- Work to complete
Filter the entries for the word "comments". Copy each line that has it.

- Given records
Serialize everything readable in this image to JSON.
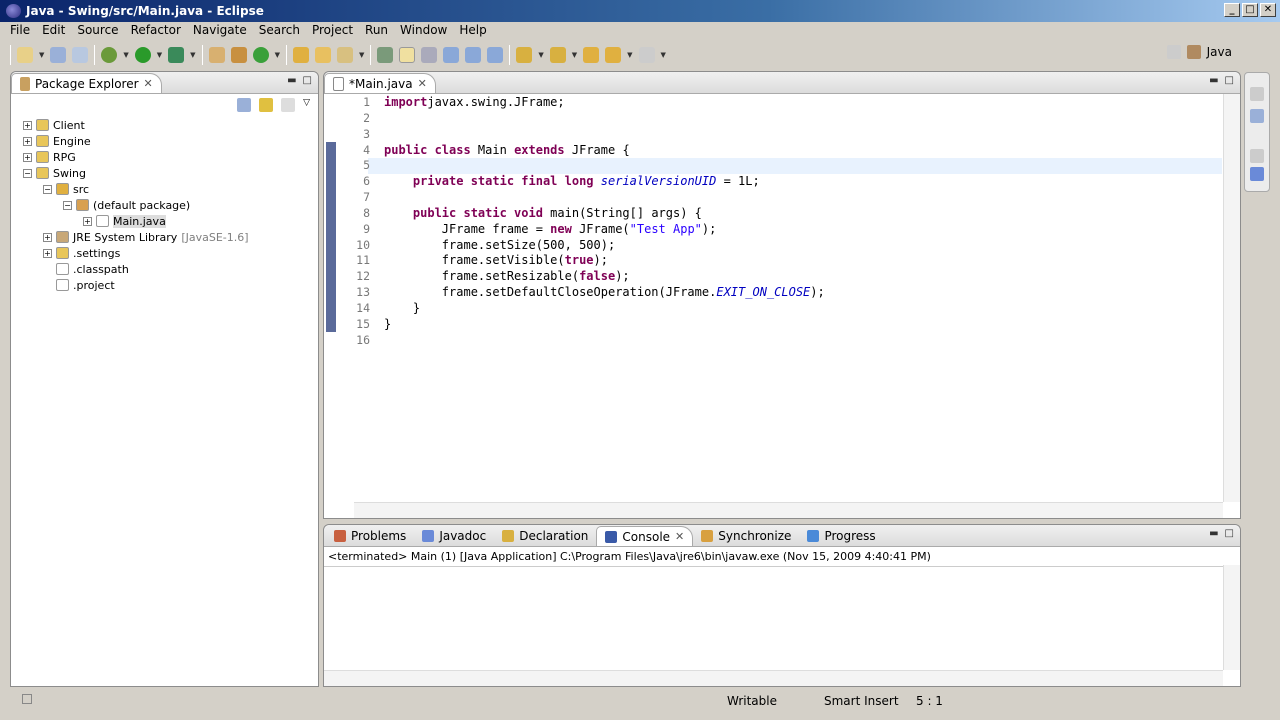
{
  "window": {
    "title": "Java - Swing/src/Main.java - Eclipse",
    "min": "_",
    "max": "□",
    "close": "✕"
  },
  "menu": [
    "File",
    "Edit",
    "Source",
    "Refactor",
    "Navigate",
    "Search",
    "Project",
    "Run",
    "Window",
    "Help"
  ],
  "perspective": {
    "label": "Java"
  },
  "package_explorer": {
    "title": "Package Explorer",
    "tree": [
      {
        "label": "Client",
        "level": 0,
        "exp": "+",
        "icon": "project-folder"
      },
      {
        "label": "Engine",
        "level": 0,
        "exp": "+",
        "icon": "project-folder"
      },
      {
        "label": "RPG",
        "level": 0,
        "exp": "+",
        "icon": "project-folder"
      },
      {
        "label": "Swing",
        "level": 0,
        "exp": "-",
        "icon": "project-folder"
      },
      {
        "label": "src",
        "level": 1,
        "exp": "-",
        "icon": "source-folder"
      },
      {
        "label": "(default package)",
        "level": 2,
        "exp": "-",
        "icon": "package"
      },
      {
        "label": "Main.java",
        "level": 3,
        "exp": "+",
        "icon": "java-file",
        "selected": true
      },
      {
        "label": "JRE System Library",
        "extra": "[JavaSE-1.6]",
        "level": 1,
        "exp": "+",
        "icon": "library"
      },
      {
        "label": ".settings",
        "level": 1,
        "exp": "+",
        "icon": "folder"
      },
      {
        "label": ".classpath",
        "level": 1,
        "exp": "",
        "icon": "xml-file"
      },
      {
        "label": ".project",
        "level": 1,
        "exp": "",
        "icon": "xml-file"
      }
    ]
  },
  "editor": {
    "tab": "*Main.java",
    "lines": [
      [
        [
          "kw",
          "import"
        ],
        [
          "",
          "javax.swing.JFrame;"
        ]
      ],
      [],
      [],
      [
        [
          "kw",
          "public class"
        ],
        [
          "",
          " Main "
        ],
        [
          "kw",
          "extends"
        ],
        [
          "",
          " JFrame {"
        ]
      ],
      [],
      [
        [
          "",
          "    "
        ],
        [
          "kw",
          "private static final long"
        ],
        [
          "",
          " "
        ],
        [
          "fld",
          "serialVersionUID"
        ],
        [
          "",
          " = 1L;"
        ]
      ],
      [],
      [
        [
          "",
          "    "
        ],
        [
          "kw",
          "public static void"
        ],
        [
          "",
          " main(String[] args) {"
        ]
      ],
      [
        [
          "",
          "        JFrame frame = "
        ],
        [
          "kw",
          "new"
        ],
        [
          "",
          " JFrame("
        ],
        [
          "str",
          "\"Test App\""
        ],
        [
          "",
          ");"
        ]
      ],
      [
        [
          "",
          "        frame.setSize(500, 500);"
        ]
      ],
      [
        [
          "",
          "        frame.setVisible("
        ],
        [
          "kw",
          "true"
        ],
        [
          "",
          ");"
        ]
      ],
      [
        [
          "",
          "        frame.setResizable("
        ],
        [
          "kw",
          "false"
        ],
        [
          "",
          ");"
        ]
      ],
      [
        [
          "",
          "        frame.setDefaultCloseOperation(JFrame."
        ],
        [
          "fld",
          "EXIT_ON_CLOSE"
        ],
        [
          "",
          ");"
        ]
      ],
      [
        [
          "",
          "    }"
        ]
      ],
      [
        [
          "",
          "}"
        ]
      ],
      []
    ]
  },
  "console": {
    "tabs": [
      "Problems",
      "Javadoc",
      "Declaration",
      "Console",
      "Synchronize",
      "Progress"
    ],
    "active": "Console",
    "header": "<terminated> Main (1) [Java Application] C:\\Program Files\\Java\\jre6\\bin\\javaw.exe (Nov 15, 2009 4:40:41 PM)"
  },
  "status": {
    "writable": "Writable",
    "insert_mode": "Smart Insert",
    "position": "5 : 1"
  }
}
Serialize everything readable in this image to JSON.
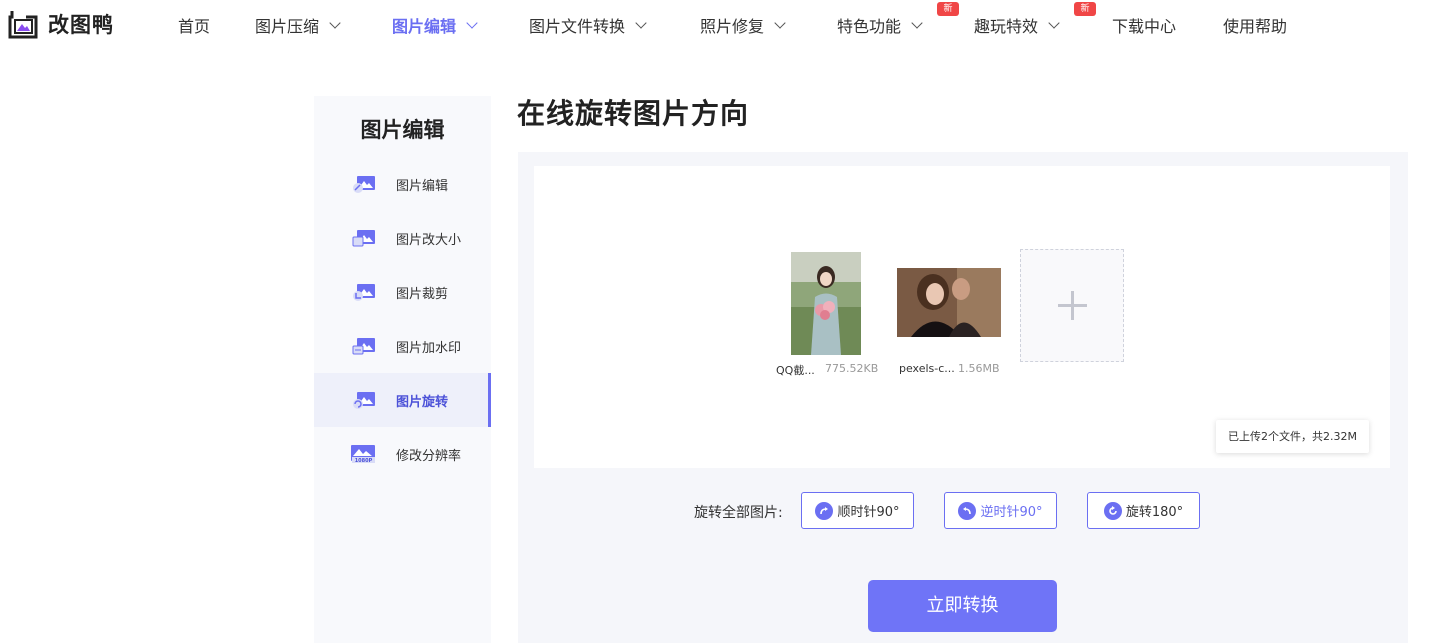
{
  "brand": {
    "name": "改图鸭"
  },
  "nav": {
    "items": [
      {
        "label": "首页"
      },
      {
        "label": "图片压缩"
      },
      {
        "label": "图片编辑"
      },
      {
        "label": "图片文件转换"
      },
      {
        "label": "照片修复"
      },
      {
        "label": "特色功能",
        "badge": "新"
      },
      {
        "label": "趣玩特效",
        "badge": "新"
      },
      {
        "label": "下载中心"
      },
      {
        "label": "使用帮助"
      }
    ],
    "active_index": 2
  },
  "sidebar": {
    "title": "图片编辑",
    "items": [
      {
        "label": "图片编辑",
        "icon": "image-edit-icon"
      },
      {
        "label": "图片改大小",
        "icon": "image-resize-icon"
      },
      {
        "label": "图片裁剪",
        "icon": "image-crop-icon"
      },
      {
        "label": "图片加水印",
        "icon": "image-watermark-icon"
      },
      {
        "label": "图片旋转",
        "icon": "image-rotate-icon"
      },
      {
        "label": "修改分辨率",
        "icon": "image-resolution-icon",
        "icon_text": "1080P"
      }
    ],
    "active_index": 4
  },
  "main": {
    "title": "在线旋转图片方向",
    "files": [
      {
        "name": "QQ截...",
        "size": "775.52KB"
      },
      {
        "name": "pexels-c...",
        "size": "1.56MB"
      }
    ],
    "summary": "已上传2个文件，共2.32M",
    "rotate_all_label": "旋转全部图片:",
    "rotate_buttons": {
      "cw": "顺时针90°",
      "ccw": "逆时针90°",
      "r180": "旋转180°"
    },
    "convert_button": "立即转换"
  },
  "colors": {
    "accent": "#6b6ff2",
    "badge": "#f04646",
    "primary_button": "#6f74f7"
  }
}
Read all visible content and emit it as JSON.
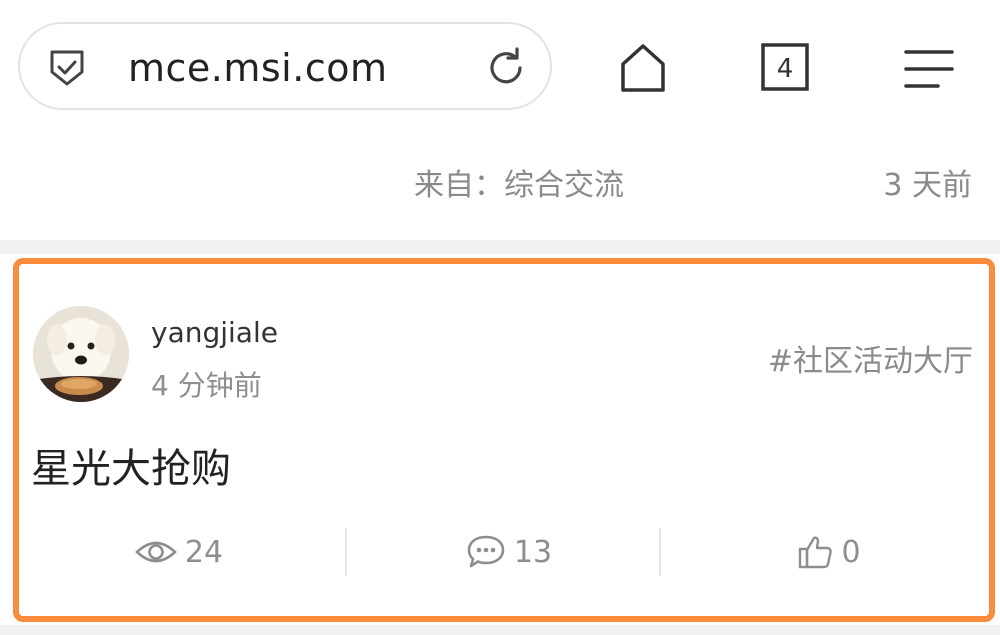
{
  "browser": {
    "url": "mce.msi.com",
    "tab_count": "4"
  },
  "prev_item": {
    "source": "来自：综合交流",
    "time": "3 天前"
  },
  "post": {
    "author": "yangjiale",
    "time": "4 分钟前",
    "tag": "#社区活动大厅",
    "title": "星光大抢购",
    "stats": {
      "views": "24",
      "comments": "13",
      "likes": "0"
    }
  },
  "icons": {
    "security": "shield-check-icon",
    "reload": "reload-icon",
    "home": "home-icon",
    "tabs": "tabs-icon",
    "menu": "menu-icon",
    "views": "eye-icon",
    "comments": "comment-bubble-icon",
    "likes": "thumbs-up-icon"
  },
  "colors": {
    "highlight": "#fb8c3c",
    "muted_text": "#8a8a8a"
  }
}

- Exercise response
      "comments": "13",
    "comments": "comment-bubble-icon",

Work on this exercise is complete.